As a completely new and unknown project, Yam had achieved 600 million dollars of value locked in its staking pools in less than two days. What may have attracted a lot of liquidity is how YAM farming was specifically targeting the holders of some of the most popular DeFi coins. These were COMP, LEND, LINK, MKR, SNX, ETH, YFI, and ETH-AMPL Uniswap LP tokens.
However, due to a bug in the rebasing mechanism, much more supply was minted as planned. The project was ultimately relaunched and migrated to a new token contract thanks to a community-funded audit and joint effort. The future of Yam is completely in the hands of YAM holders now.

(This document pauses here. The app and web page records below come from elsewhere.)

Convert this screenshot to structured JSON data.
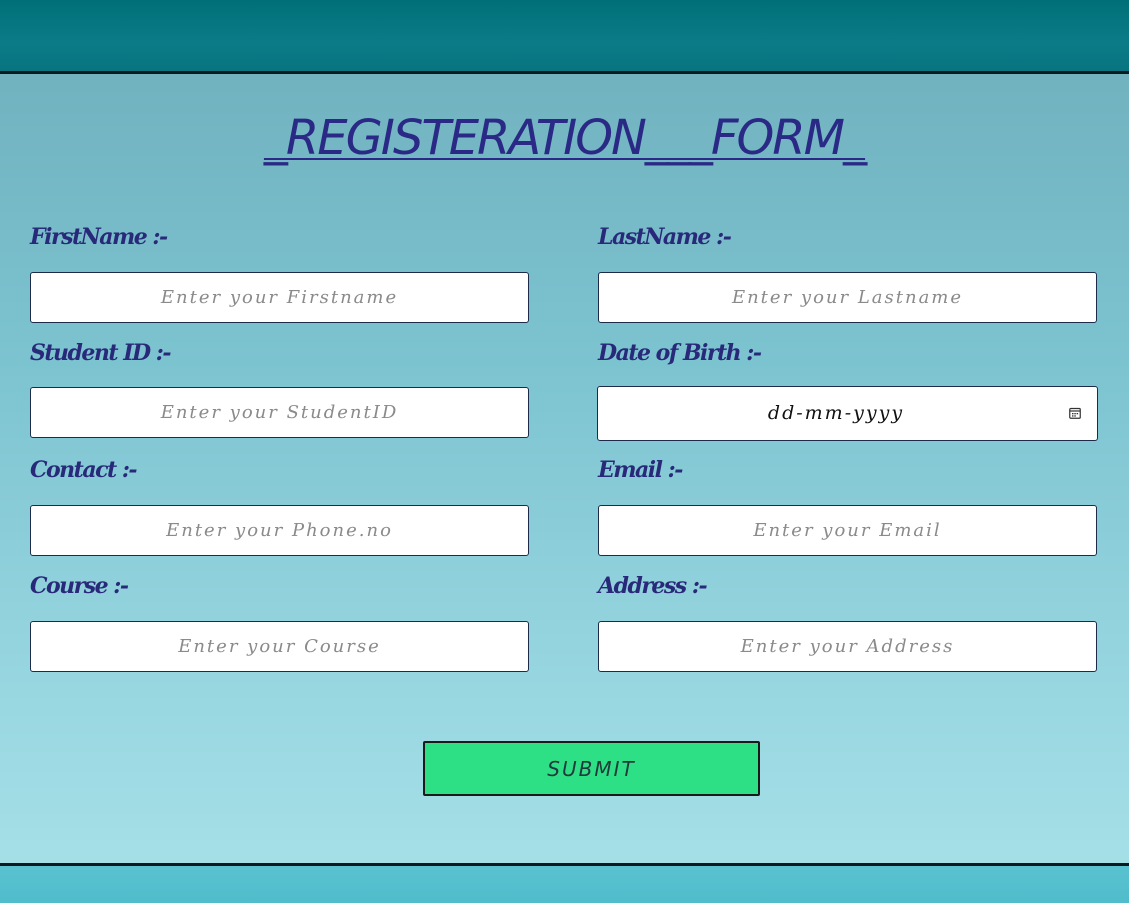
{
  "title": "_REGISTERATION___FORM_",
  "fields": {
    "first_name": {
      "label": "FirstName :-",
      "placeholder": "Enter your Firstname",
      "value": ""
    },
    "last_name": {
      "label": "LastName :-",
      "placeholder": "Enter your Lastname",
      "value": ""
    },
    "student_id": {
      "label": "Student ID :-",
      "placeholder": "Enter your StudentID",
      "value": ""
    },
    "dob": {
      "label": "Date of Birth :-",
      "display": "dd-mm-yyyy"
    },
    "contact": {
      "label": "Contact :-",
      "placeholder": "Enter your Phone.no",
      "value": ""
    },
    "email": {
      "label": "Email :-",
      "placeholder": "Enter your Email",
      "value": ""
    },
    "course": {
      "label": "Course :-",
      "placeholder": "Enter your Course",
      "value": ""
    },
    "address": {
      "label": "Address :-",
      "placeholder": "Enter your Address",
      "value": ""
    }
  },
  "submit_label": "SUBMIT",
  "icons": {
    "date_picker": "calendar-icon"
  },
  "colors": {
    "title": "#2a2a86",
    "label": "#29297a",
    "submit_bg": "#2ee085",
    "header_band": "#00737d"
  }
}
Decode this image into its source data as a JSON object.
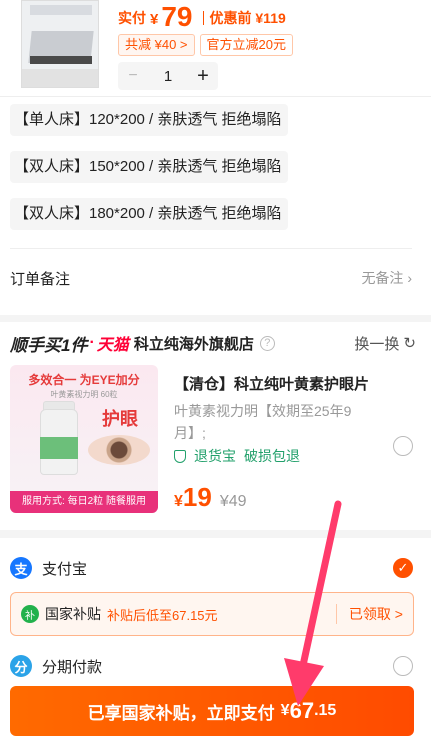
{
  "order_item": {
    "price_label": "实付",
    "currency": "¥",
    "price": "79",
    "pre_discount": "优惠前 ¥119",
    "tags": [
      "共减 ¥40 >",
      "官方立减20元"
    ],
    "quantity": "1",
    "minus": "−",
    "plus": "+"
  },
  "specs": [
    "【单人床】120*200 / 亲肤透气 拒绝塌陷",
    "【双人床】150*200 / 亲肤透气 拒绝塌陷",
    "【双人床】180*200 / 亲肤透气 拒绝塌陷"
  ],
  "remark": {
    "label": "订单备注",
    "value": "无备注 ›"
  },
  "recommend": {
    "logo_text": "顺手买1件",
    "tmall": "天猫",
    "shop": "科立纯海外旗舰店",
    "help": "?",
    "swap": "换一换",
    "swap_icon": "↻",
    "image_headline": "多效合一 为EYE加分",
    "image_sub": "叶黄素视力明 60粒",
    "image_eye_text": "护眼",
    "image_footer": "服用方式: 每日2粒 随餐服用",
    "title": "【清仓】科立纯叶黄素护眼片",
    "desc": "叶黄素视力明【效期至25年9月】;",
    "badges": [
      "退货宝",
      "破损包退"
    ],
    "yen": "¥",
    "price": "19",
    "old_price": "¥49"
  },
  "payment": {
    "alipay_icon": "支",
    "alipay": "支付宝",
    "check": "✓",
    "subsidy_icon": "补",
    "subsidy_name": "国家补贴",
    "subsidy_desc": "补贴后低至67.15元",
    "subsidy_btn": "已领取 >",
    "installment_icon": "分",
    "installment": "分期付款",
    "pay_text": "已享国家补贴，立即支付",
    "pay_yen": "¥",
    "pay_int": "67",
    "pay_dec": ".15"
  },
  "colors": {
    "accent": "#ff5000",
    "tmall_red": "#ff0036",
    "green": "#22a06b",
    "annotation": "#ff3b6b"
  }
}
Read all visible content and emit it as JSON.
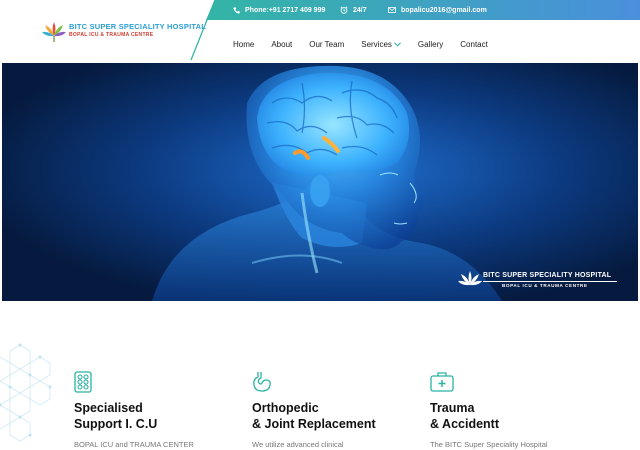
{
  "topbar": {
    "phone": "Phone:+91 2717 409 999",
    "hours": "24/7",
    "email": "bopalicu2016@gmail.com"
  },
  "logo": {
    "line1": "BITC SUPER SPECIALITY HOSPITAL",
    "line2": "BOPAL ICU & TRAUMA CENTRE"
  },
  "nav": {
    "items": [
      {
        "label": "Home"
      },
      {
        "label": "About"
      },
      {
        "label": "Our Team"
      },
      {
        "label": "Services"
      },
      {
        "label": "Gallery"
      },
      {
        "label": "Contact"
      }
    ]
  },
  "hero": {
    "logo_line1": "BITC SUPER SPECIALITY HOSPITAL",
    "logo_line2": "BOPAL ICU & TRAUMA CENTRE"
  },
  "services": {
    "cards": [
      {
        "title_line1": "Specialised",
        "title_line2": "Support I. C.U",
        "text": "BOPAL ICU and TRAUMA CENTER",
        "icon": "pills-icon"
      },
      {
        "title_line1": "Orthopedic",
        "title_line2": "& Joint Replacement",
        "text": "We utilize advanced clinical",
        "icon": "stomach-icon"
      },
      {
        "title_line1": "Trauma",
        "title_line2": "& Accidentt",
        "text": "The BITC Super Speciality Hospital",
        "icon": "first-aid-kit-icon"
      }
    ]
  },
  "colors": {
    "accent_teal": "#2ab3a3",
    "topbar_blue": "#4a90d9",
    "hero_dark": "#062148",
    "brain_glow": "#4fc3ff"
  }
}
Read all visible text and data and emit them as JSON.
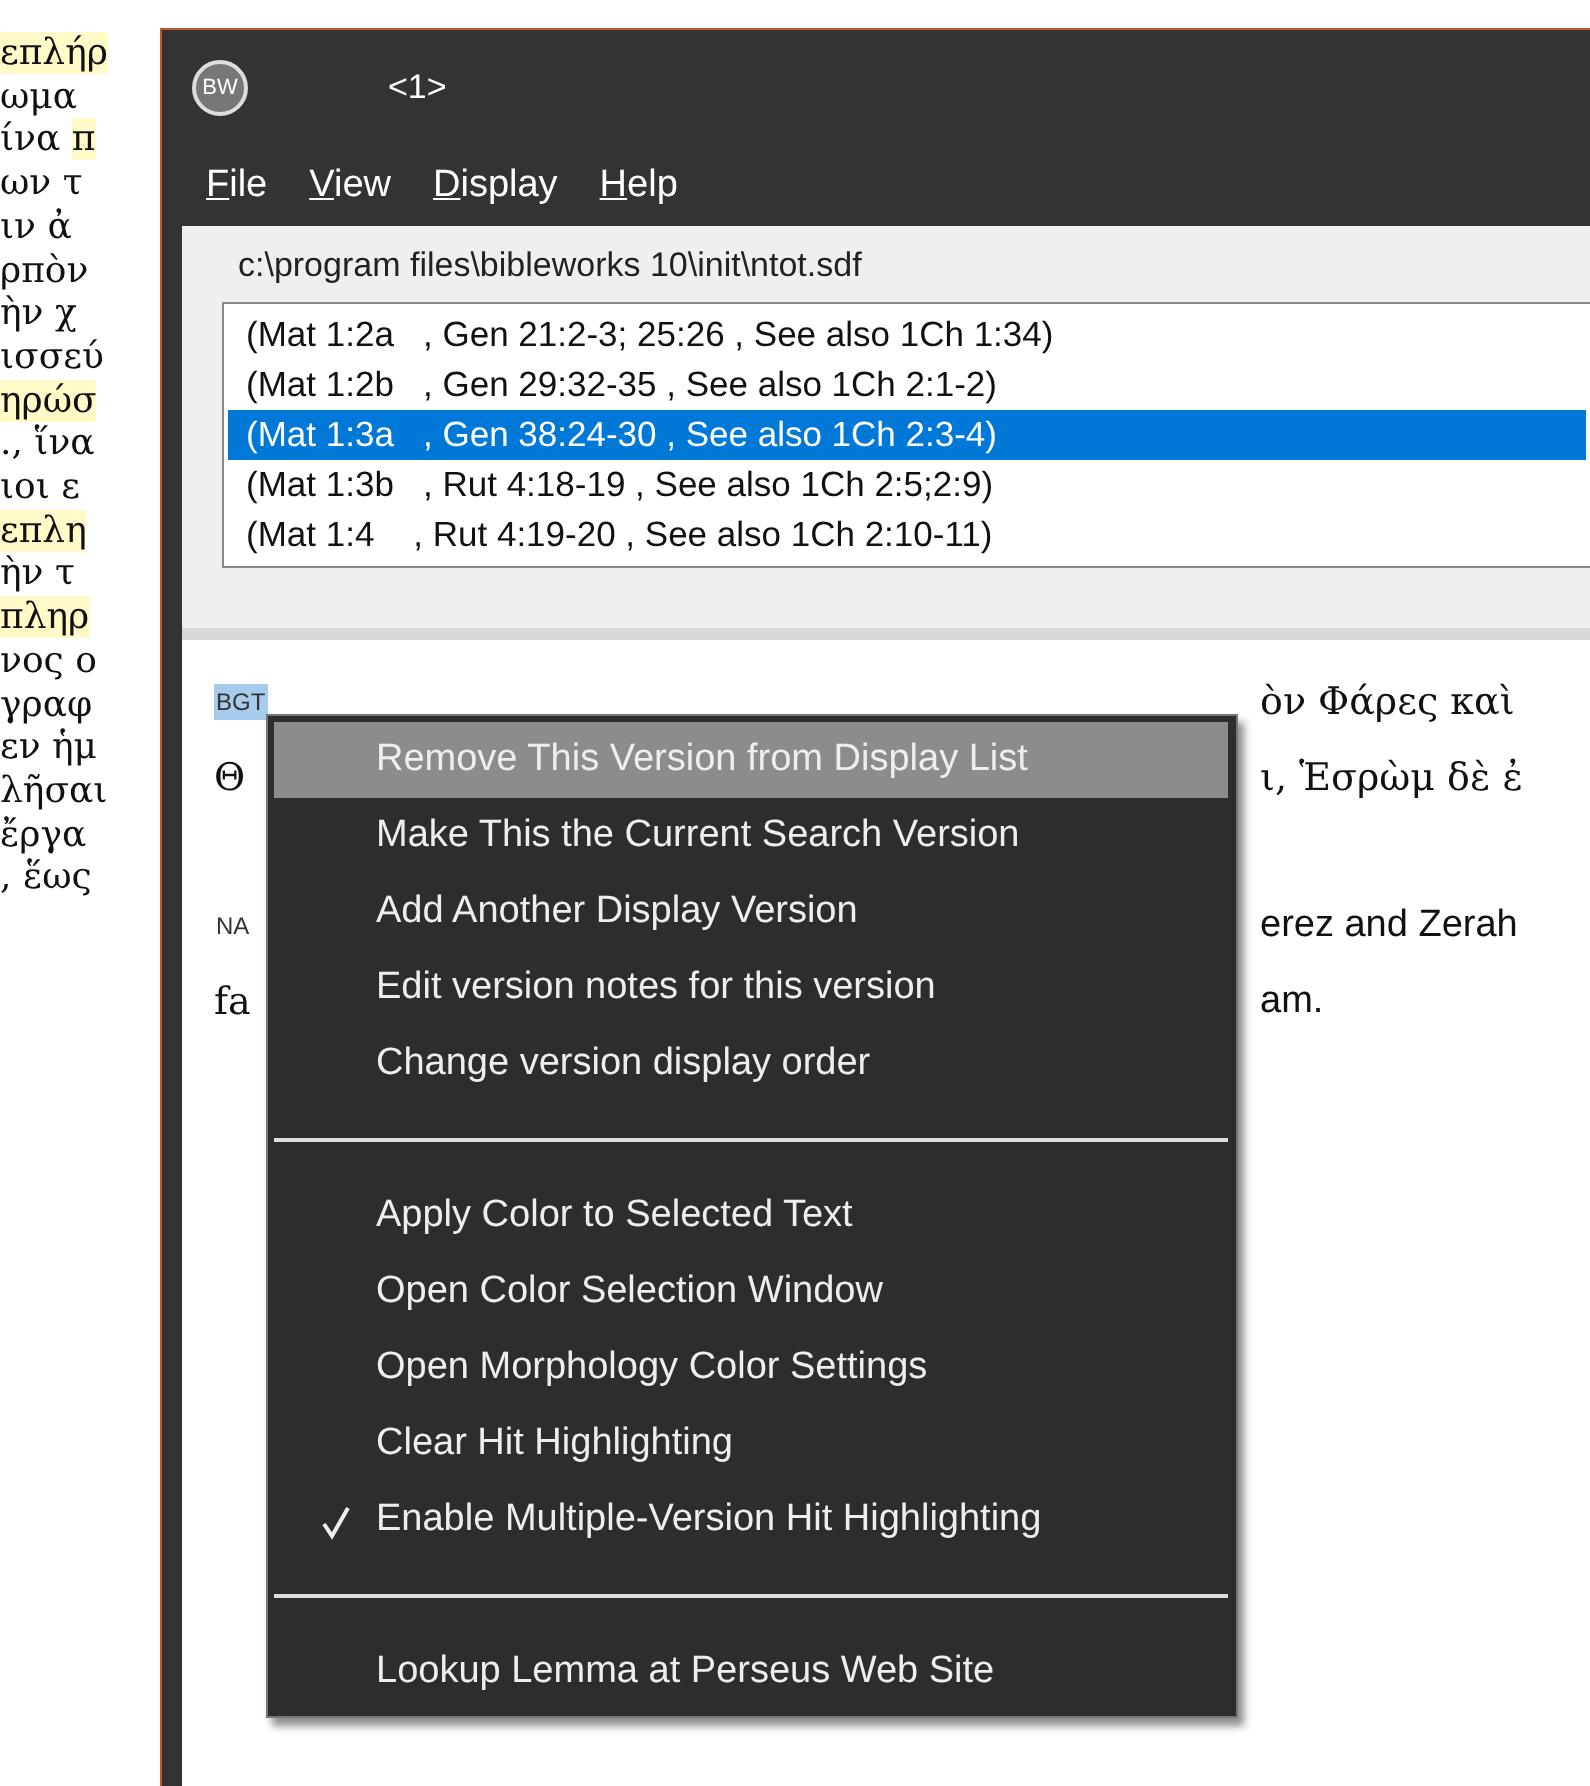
{
  "background_text": [
    {
      "parts": [
        {
          "text": "επλήρ",
          "highlighted": true
        }
      ]
    },
    {
      "parts": [
        {
          "text": "ωμα",
          "highlighted": false
        }
      ]
    },
    {
      "parts": [
        {
          "text": "ίνα ",
          "highlighted": false
        },
        {
          "text": "π",
          "highlighted": true
        }
      ]
    },
    {
      "parts": [
        {
          "text": "ων τ",
          "highlighted": false
        }
      ]
    },
    {
      "parts": [
        {
          "text": "ιν ἀ",
          "highlighted": false
        }
      ]
    },
    {
      "parts": [
        {
          "text": "ρπὸν",
          "highlighted": false
        }
      ]
    },
    {
      "parts": [
        {
          "text": "ὴν χ",
          "highlighted": false
        }
      ]
    },
    {
      "parts": [
        {
          "text": "ισσεύ",
          "highlighted": false
        }
      ]
    },
    {
      "parts": [
        {
          "text": "ηρώσ",
          "highlighted": true
        }
      ]
    },
    {
      "parts": [
        {
          "text": "., ἵνα",
          "highlighted": false
        }
      ]
    },
    {
      "parts": [
        {
          "text": "ιοι ε",
          "highlighted": false
        }
      ]
    },
    {
      "parts": [
        {
          "text": "επλη",
          "highlighted": true
        }
      ]
    },
    {
      "parts": [
        {
          "text": "ὴν τ",
          "highlighted": false
        }
      ]
    },
    {
      "parts": [
        {
          "text": "πληρ",
          "highlighted": true
        }
      ]
    },
    {
      "parts": [
        {
          "text": "νος ο",
          "highlighted": false
        }
      ]
    },
    {
      "parts": [
        {
          "text": "γραφ",
          "highlighted": false
        }
      ]
    },
    {
      "parts": [
        {
          "text": "εν ἡμ",
          "highlighted": false
        }
      ]
    },
    {
      "parts": [
        {
          "text": "λῆσαι",
          "highlighted": false
        }
      ]
    },
    {
      "parts": [
        {
          "text": "ἔργα",
          "highlighted": false
        }
      ]
    },
    {
      "parts": [
        {
          "text": ", ἕως",
          "highlighted": false
        }
      ]
    }
  ],
  "window": {
    "logo": "BW",
    "title": "<1>"
  },
  "menu_bar": [
    {
      "label": "File"
    },
    {
      "label": "View"
    },
    {
      "label": "Display"
    },
    {
      "label": "Help"
    }
  ],
  "file_path": "c:\\program files\\bibleworks 10\\init\\ntot.sdf",
  "cross_references": [
    {
      "text": "(Mat 1:2a   , Gen 21:2-3; 25:26 , See also 1Ch 1:34)",
      "selected": false
    },
    {
      "text": "(Mat 1:2b   , Gen 29:32-35 , See also 1Ch 2:1-2)",
      "selected": false
    },
    {
      "text": "(Mat 1:3a   , Gen 38:24-30 , See also 1Ch 2:3-4)",
      "selected": true
    },
    {
      "text": "(Mat 1:3b   , Rut 4:18-19 , See also 1Ch 2:5;2:9)",
      "selected": false
    },
    {
      "text": "(Mat 1:4    , Rut 4:19-20 , See also 1Ch 2:10-11)",
      "selected": false
    }
  ],
  "verses": [
    {
      "lines": [
        {
          "kind": "version",
          "left": "BGT",
          "right": "ὸν Φάρες καὶ",
          "selected": true
        },
        {
          "kind": "text",
          "left": "Θ",
          "right": "ι, Ἑσρὼμ δὲ ἐ"
        }
      ]
    },
    {
      "lines": [
        {
          "kind": "version",
          "left": "NA",
          "right": "erez and Zerah",
          "selected": false
        },
        {
          "kind": "text",
          "left": "fa",
          "right": "am."
        }
      ]
    }
  ],
  "context_menu": [
    {
      "kind": "item",
      "label": "Remove This Version from Display List",
      "highlighted": true,
      "checked": false
    },
    {
      "kind": "item",
      "label": "Make This the Current Search Version",
      "highlighted": false,
      "checked": false
    },
    {
      "kind": "item",
      "label": "Add Another Display Version",
      "highlighted": false,
      "checked": false
    },
    {
      "kind": "item",
      "label": "Edit version notes for this version",
      "highlighted": false,
      "checked": false
    },
    {
      "kind": "item",
      "label": "Change version display order",
      "highlighted": false,
      "checked": false
    },
    {
      "kind": "separator"
    },
    {
      "kind": "item",
      "label": "Apply Color to Selected Text",
      "highlighted": false,
      "checked": false
    },
    {
      "kind": "item",
      "label": "Open Color Selection Window",
      "highlighted": false,
      "checked": false
    },
    {
      "kind": "item",
      "label": "Open Morphology Color Settings",
      "highlighted": false,
      "checked": false
    },
    {
      "kind": "item",
      "label": "Clear Hit Highlighting",
      "highlighted": false,
      "checked": false
    },
    {
      "kind": "item",
      "label": "Enable Multiple-Version Hit Highlighting",
      "highlighted": false,
      "checked": true
    },
    {
      "kind": "separator"
    },
    {
      "kind": "item",
      "label": "Lookup Lemma at Perseus Web Site",
      "highlighted": false,
      "checked": false
    }
  ]
}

Elastic supply tokens are highly risky and very dangerous investments. You should only invest in them if you completely understand what you’re doing. Remember, looking at price charts isn’t going to be all that helpful, since the amount of tokens you hold will change after rebases occur.
Sure, this can amplify your gains to the upside, but it can also amplify your losses. If rebases occur while the token price is going down, you not only lose money from the token price going down, you’ll also own less and less tokens after each rebase!
Since they’re quite tricky to understand, investing in rebasing tokens will likely result in a loss for most traders. Only invest in elastic supply tokens if you can fully grasp the mechanisms behind them. Otherwise, you’re not in control of your investment and won’t be able to make informed decisions.
Elastic supply tokens are one of the innovations to watch in DeFi. As we’ve seen, these are coins and tokens that can algorithmically adjust their supply to try and achieve a target price.
Are elastic supply tokens only an interesting experiment, or will they gain significant traction and carve out their niche? That’s difficult to say, but there are certainly new DeFi protocol designs in development that attempt to take this idea further.
Do you still have questions about elastic supply tokens and other DeFi projects? Check out our Q&A platform, Ask Academy, where the Binance community will answer your questions.